For starters, Peters has flat out performed at an extremely high level in his first three seasons as a Chief. Peters has consistently graded out as one of the league’s better cover corners, showed a knack for the ball, forcing multiple key fumbles and most impressively, no player in the NFL has more interceptions than Peters since 2015.
On the other side, the idea that the Chiefs could have gotten way more in return for Peters is also likely not true. Multiple reports say Kansas City had been shopping Peters’ services for almost two months and that only two teams, the Rams and 49ers, expressed real interest.
That means the Browns and Colts, two teams with leadership that was instrumental in bringing Peters to Kansas City, said thanks but no thanks. The Rams return of a second and fourth round pick, in exchange for a sixth and Peters, is most likely the best Kansas City could get at this time.
But then the grey area enters of whether or not the Chiefs should have traded Peters for this return. After seeing this was his open market value, why did Kansas City still go through with trading away one of its young, key players?
The truth may never come out. It’s all loose theories at this point, of perhaps Peters asking for a trade that forced Kansas City’s hand, or Andy Reid and Bob Sutton asking Veach to trade Peters to avoid rumored locker room headaches, or even Clark Hunt asking Veach to trade Peters to please a portion of the fan base that did not approve of his national anthem protest.
Whatever the reason, it’s probably not based solely on his performance on the actual football field, or else Peters is most likely still in Kansas City.
Then there’s the debate over Peters on and off the field antics. He’s thrown a flag into the stands, punted a ball into the stands, camera’s caught him seemingly arguing with fans in the stands, there was a reported coach altercation after the Jets game, he was kicked off his college team and turned in multiple personal foul penalties over his time, but mostly early in his career.
The impact this had on the coaching staff and locker room has always been debated. Many say that Peters and his performance is well respected by teammates, while former players say something like that would cause a subtle divide. Added with national anthem protests, there’s a lot of factors involved.
But it’s important to remember that Peters was not an actual off the field problem in Kansas City, as the 25-year old was never reported to be in any trouble with the law, and helped out through charity work in both the Kansas City and Oakland communities.
There’s also the element involving the team and Peters’ impending future, as the soon to be fourth year player only had essentially two years left on his contract before free agency or a franchise tag hits. If the two had no plans on resigning two years from now, there could have been an agreement to just part ways and get whatever the best offer was now.
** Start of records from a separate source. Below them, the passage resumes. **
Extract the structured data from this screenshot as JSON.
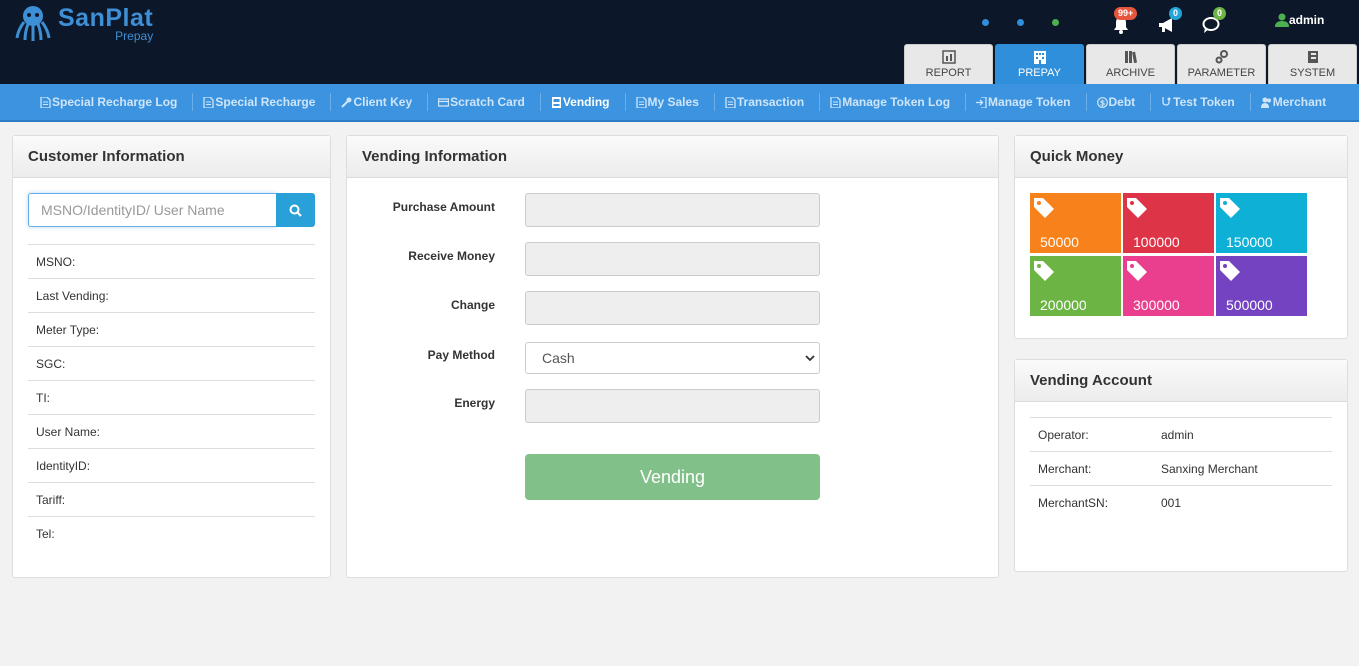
{
  "app": {
    "logo_name": "SanPlat",
    "logo_sub": "Prepay",
    "user": "admin"
  },
  "notifications": {
    "alerts": "99+",
    "announcements": "0",
    "messages": "0"
  },
  "colors": {
    "header_bg": "#0c1829",
    "accent": "#3c94e0",
    "badge_alerts": "#e8553d",
    "badge_announcements": "#22a4d8",
    "badge_messages": "#6cb444"
  },
  "module_tabs": [
    {
      "label": "REPORT",
      "icon": "report-icon"
    },
    {
      "label": "PREPAY",
      "icon": "building-icon",
      "active": true
    },
    {
      "label": "ARCHIVE",
      "icon": "books-icon"
    },
    {
      "label": "PARAMETER",
      "icon": "gears-icon"
    },
    {
      "label": "SYSTEM",
      "icon": "book-icon"
    }
  ],
  "submenu": [
    {
      "label": "Special Recharge Log",
      "icon": "document-icon"
    },
    {
      "label": "Special Recharge",
      "icon": "document-icon"
    },
    {
      "label": "Client Key",
      "icon": "key-icon"
    },
    {
      "label": "Scratch Card",
      "icon": "card-icon"
    },
    {
      "label": "Vending",
      "icon": "vending-icon",
      "active": true
    },
    {
      "label": "My Sales",
      "icon": "document-icon"
    },
    {
      "label": "Transaction",
      "icon": "document-icon"
    },
    {
      "label": "Manage Token Log",
      "icon": "document-icon"
    },
    {
      "label": "Manage Token",
      "icon": "sign-in-icon"
    },
    {
      "label": "Debt",
      "icon": "dollar-icon"
    },
    {
      "label": "Test Token",
      "icon": "stethoscope-icon"
    },
    {
      "label": "Merchant",
      "icon": "users-icon"
    }
  ],
  "customer": {
    "title": "Customer Information",
    "search_placeholder": "MSNO/IdentityID/ User Name",
    "fields": [
      "MSNO:",
      "Last Vending:",
      "Meter Type:",
      "SGC:",
      "TI:",
      "User Name:",
      "IdentityID:",
      "Tariff:",
      "Tel:"
    ]
  },
  "vending": {
    "title": "Vending Information",
    "labels": {
      "purchase_amount": "Purchase Amount",
      "receive_money": "Receive Money",
      "change": "Change",
      "pay_method": "Pay Method",
      "energy": "Energy"
    },
    "pay_method_value": "Cash",
    "button": "Vending"
  },
  "quick_money": {
    "title": "Quick Money",
    "tiles": [
      {
        "amount": "50000",
        "color": "#f7821b"
      },
      {
        "amount": "100000",
        "color": "#de3448"
      },
      {
        "amount": "150000",
        "color": "#0fb0d6"
      },
      {
        "amount": "200000",
        "color": "#6cb444"
      },
      {
        "amount": "300000",
        "color": "#ea3f8e"
      },
      {
        "amount": "500000",
        "color": "#7343c2"
      }
    ]
  },
  "account": {
    "title": "Vending Account",
    "rows": [
      {
        "key": "Operator:",
        "value": "admin"
      },
      {
        "key": "Merchant:",
        "value": "Sanxing Merchant"
      },
      {
        "key": "MerchantSN:",
        "value": "001"
      }
    ]
  }
}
All of these are fair questions for both parties, but the actual answers may never come out. But with exception of Peters’ actual on the field resume, none of them should be treated as stone cold fact.
For whatever reason, the Chiefs felt they had to trade Peters this offseason. It caused the team to not maximize his value in return, and leave fans hoping they made the most of their apparently desperate situation. As some fans celebrate and others shutter at the thought of trading a star talent entering their prime, it’s the on field product that will hurt the most.
Peters was a great player for Kansas City, one that provided confidence, swagger, a ball-hawking mentality and clear motivation to be successful personally and as a team. Those contributions and consistent production will be extremely tough to replace when Kansas City takes the field at Arrowhead next season.
Copyright 2018 KCTV (Meredith Corp.) All rights reserved.